This past Tuesday the world, especially our part of it, breathed a silent but heart-felt thank-you to Willis Carrier who, 110 years prior, invented modern air conditioning, carving in stone the line in history before which all remembrances of the good old days must be marked with an asterisk.
Carrier, an engineer, created his invention to solve humidity-related problems at the printing company where he worked in Buffalo, N.Y.
It’s unclear what printing companies in New Orleans and Miami and Houston did about their humidity-related problems, which surely must have existed 11 more months per year than those enjoyed by residents of Buffalo, but it seems likely they did what everyone else in the Deep South did, which was suffer.
As outdoor enthusiasts, we spend a lot of time pining for eras in history most of us either never experienced at all or don’t remember honestly, times when the pace of life was slower and there were no cell phones to ring, when hunting and fishing opportunities stood in glorious abound and when families were more closely connected.
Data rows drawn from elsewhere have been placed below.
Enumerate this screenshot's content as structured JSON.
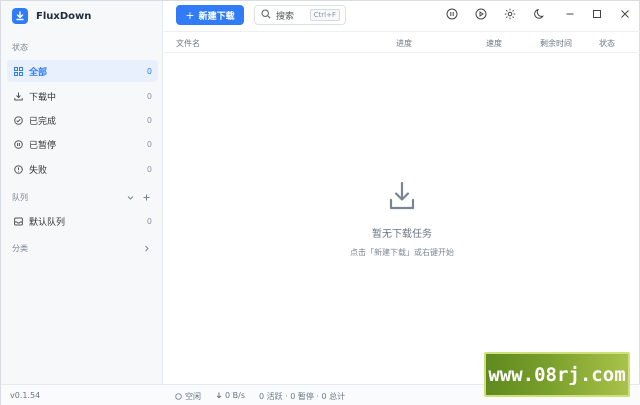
{
  "app": {
    "name": "FluxDown",
    "version": "v0.1.54"
  },
  "sidebar": {
    "status_label": "状态",
    "items": [
      {
        "label": "全部",
        "count": "0",
        "icon": "grid-icon"
      },
      {
        "label": "下载中",
        "count": "0",
        "icon": "download-icon"
      },
      {
        "label": "已完成",
        "count": "0",
        "icon": "check-circle-icon"
      },
      {
        "label": "已暂停",
        "count": "0",
        "icon": "pause-circle-icon"
      },
      {
        "label": "失败",
        "count": "0",
        "icon": "alert-circle-icon"
      }
    ],
    "queue_label": "队列",
    "queues": [
      {
        "label": "默认队列",
        "count": "0",
        "icon": "inbox-icon"
      }
    ],
    "category_label": "分类"
  },
  "toolbar": {
    "new_download": "新建下载",
    "search_label": "搜索",
    "search_shortcut": "Ctrl+F",
    "icons": [
      "pause-all-icon",
      "start-all-icon",
      "settings-icon",
      "theme-moon-icon",
      "minimize-icon",
      "maximize-icon",
      "close-icon"
    ]
  },
  "table": {
    "columns": [
      "文件名",
      "进度",
      "速度",
      "剩余时间",
      "状态"
    ]
  },
  "empty_state": {
    "title": "暂无下载任务",
    "subtitle": "点击「新建下载」或右键开始"
  },
  "statusbar": {
    "idle": "空闲",
    "speed": "0 B/s",
    "summary": "0 活跃 · 0 暂停 · 0 总计"
  },
  "watermark": {
    "text": "www.08rj.com"
  },
  "colors": {
    "accent": "#2f7cf6",
    "sidebar_bg": "#f6f8fa",
    "watermark_green": "#7aa02c"
  }
}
Certainly these elements truly existed, but not in a vacuum. It’s important to realize the pace of life was slower because it was too hot to move very fast, hunting and fishing opportunities often lay closer to hand but pure lack of financial resources hampered most people’s access and enjoyment, and families were more connected because fewer of us could afford to get far enough away from each other to be otherwise.
Viewed from this angle, it’s hard not to look at today as the good old days. Whitetail deer and wild turkeys both exist in record numbers directly due to sportsman-backed stewardship measures that conserve game and protect public waters and lands. Fishing opportunities likewise benefit from efforts made by the fishermen themselves. Furthermore, even in the current economy, good opportunities lie within the geographical grasp of just about everyone.
There have been setbacks, no doubt but, on the whole, the shift has definitely been toward the good.Maybe we’re too often victims of the fallible nature of memory. Summers were milder, mosquitoes less numerous, fish more ready to bite in days lost to the flowing river of time. I’m as softhearted as anyone you’d find but when I come across selective memories like these it makes me want to follow Mark Twain’s cynical directive to “get up, take a turn around the block and let the sentiment blow off.”
When I do, I’ll certainly set my cell phone to silent.
Kevin Tate is V.P. of Media Productions for Mossy Oak in West Point.